Linux/Mac: issue the following command in a terminal ./program.sh. If you get permission errors, then issue sudo chmod +x program.sh to let the script be executable.

The upload should last about 10-15 seconds and you'll see the progress as shown in the following figure:

When the upload is complete you'll see that all 3 bin files are uploaded correctly as shown in the following figure:

Sometime you could encounter a timeout error as shown in the following figures; in these cases you need to unplug and plug again the USB cable and power cycle the robot, then you can retry.

Development

Probably, you'll never need to touch the firmware running in the radio module, but in case you need to modify the code or you're simply curious about what is happening at the low level, then refer to the section Radio module development.

Programmer

Factory firmware

The programmer is initially programmed with a firmware based on Black Magic Probe programmer/debugger.
The pre-built firmware is available here programmer-firmware.bin (09.04.18); it is also available in dfu format here programmer-firmware.dfu (09.04.18).

Firmware update

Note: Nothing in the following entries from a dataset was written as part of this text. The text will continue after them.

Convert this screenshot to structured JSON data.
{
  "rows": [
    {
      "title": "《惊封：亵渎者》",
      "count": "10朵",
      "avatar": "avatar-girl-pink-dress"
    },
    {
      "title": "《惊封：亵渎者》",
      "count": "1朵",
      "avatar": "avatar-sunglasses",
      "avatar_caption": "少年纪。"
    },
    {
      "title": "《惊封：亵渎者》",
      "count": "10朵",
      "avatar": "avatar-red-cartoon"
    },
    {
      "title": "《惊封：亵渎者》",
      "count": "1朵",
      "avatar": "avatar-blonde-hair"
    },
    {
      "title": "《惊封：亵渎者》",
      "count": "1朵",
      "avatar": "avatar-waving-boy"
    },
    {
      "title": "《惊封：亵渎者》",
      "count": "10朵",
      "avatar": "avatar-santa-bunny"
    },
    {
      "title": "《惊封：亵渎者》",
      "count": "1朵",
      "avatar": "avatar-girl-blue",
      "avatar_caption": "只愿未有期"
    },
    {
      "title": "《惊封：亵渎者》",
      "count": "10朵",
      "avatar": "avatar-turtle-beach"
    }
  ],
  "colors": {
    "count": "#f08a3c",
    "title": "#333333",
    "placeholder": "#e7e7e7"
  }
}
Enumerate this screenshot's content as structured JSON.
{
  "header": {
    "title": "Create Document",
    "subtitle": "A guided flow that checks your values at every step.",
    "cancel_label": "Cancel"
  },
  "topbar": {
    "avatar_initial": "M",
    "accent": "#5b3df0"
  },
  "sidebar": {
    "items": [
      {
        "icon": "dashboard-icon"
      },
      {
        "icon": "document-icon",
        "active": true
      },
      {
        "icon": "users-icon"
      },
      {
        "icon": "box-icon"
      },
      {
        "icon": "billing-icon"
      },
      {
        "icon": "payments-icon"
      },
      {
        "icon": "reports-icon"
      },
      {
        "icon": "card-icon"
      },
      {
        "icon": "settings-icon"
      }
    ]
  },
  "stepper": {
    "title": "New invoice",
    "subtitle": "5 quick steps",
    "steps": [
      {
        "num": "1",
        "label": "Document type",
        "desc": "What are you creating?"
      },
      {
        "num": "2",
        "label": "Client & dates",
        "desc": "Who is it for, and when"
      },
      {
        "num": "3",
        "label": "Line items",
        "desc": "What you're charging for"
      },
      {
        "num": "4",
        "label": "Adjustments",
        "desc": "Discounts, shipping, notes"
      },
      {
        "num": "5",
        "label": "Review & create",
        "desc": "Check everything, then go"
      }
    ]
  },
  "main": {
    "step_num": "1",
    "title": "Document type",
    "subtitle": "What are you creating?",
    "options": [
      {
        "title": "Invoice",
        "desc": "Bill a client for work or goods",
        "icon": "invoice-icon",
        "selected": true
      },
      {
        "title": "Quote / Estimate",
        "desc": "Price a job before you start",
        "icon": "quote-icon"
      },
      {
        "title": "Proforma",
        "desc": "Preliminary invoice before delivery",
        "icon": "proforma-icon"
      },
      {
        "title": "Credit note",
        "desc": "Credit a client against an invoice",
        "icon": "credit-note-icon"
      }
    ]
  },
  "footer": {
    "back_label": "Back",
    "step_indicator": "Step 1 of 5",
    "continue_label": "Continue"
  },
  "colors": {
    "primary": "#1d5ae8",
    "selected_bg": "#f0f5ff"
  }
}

The programmer's microcontroller features a factory bootloader that can be entered by acting on some special pins, the bootloader mode is called DFU (device firmware upgrade). You can enter DFU mode by contacting two pinholes together while inserting the USB cable (no need to turn on the robot). The two pin holes are located near the USB connector of the e-puck2, see the photo below.


Location of the pin holes to put the programmer into DFU

The programmer will be recognized as STM Device in DFU Mode device.

Note for Windows users: the device should be recognized automatically (in all Windows versions), but in case it won't be detected then you need to install a libusbK driver for the DFU device.
Follow the same procedure as explained in section Installing the USB drivers using libusbK driver instead of USB Serial (CDC).

Linux/Mac

In order to update the programmer firmware you need an utility called dfu-util, it should be already installed from section Installing the dependencies for firmwares updates.
To uplaod the firmware, issue the following command: sudo dfu-util -d 0483:df11 -a 0 -s 0x08000000 -D programmer-firmware.bin

Windows

Start the DfuSe application (previously installed from section Installing the dependencies for firmwares updates). The programmer in DFU mode will be automatically detected as shown in figure 1. Then you need to open the compiled firmware by clicking on choose and then locating the file with dfu extension, as shown in figure 2. Now click on the upgrade button, a warning message will be shown, confirm the action by clicking on yes as shown in figure 3. If all is ok you'll be prompted with a message saying that the upgrade was successfull as shown in figure 4.

[1] [2] [3] [4]


Development

The programmer code shouldn't be modified, but if you know what you're doing then refer to section Programmer development.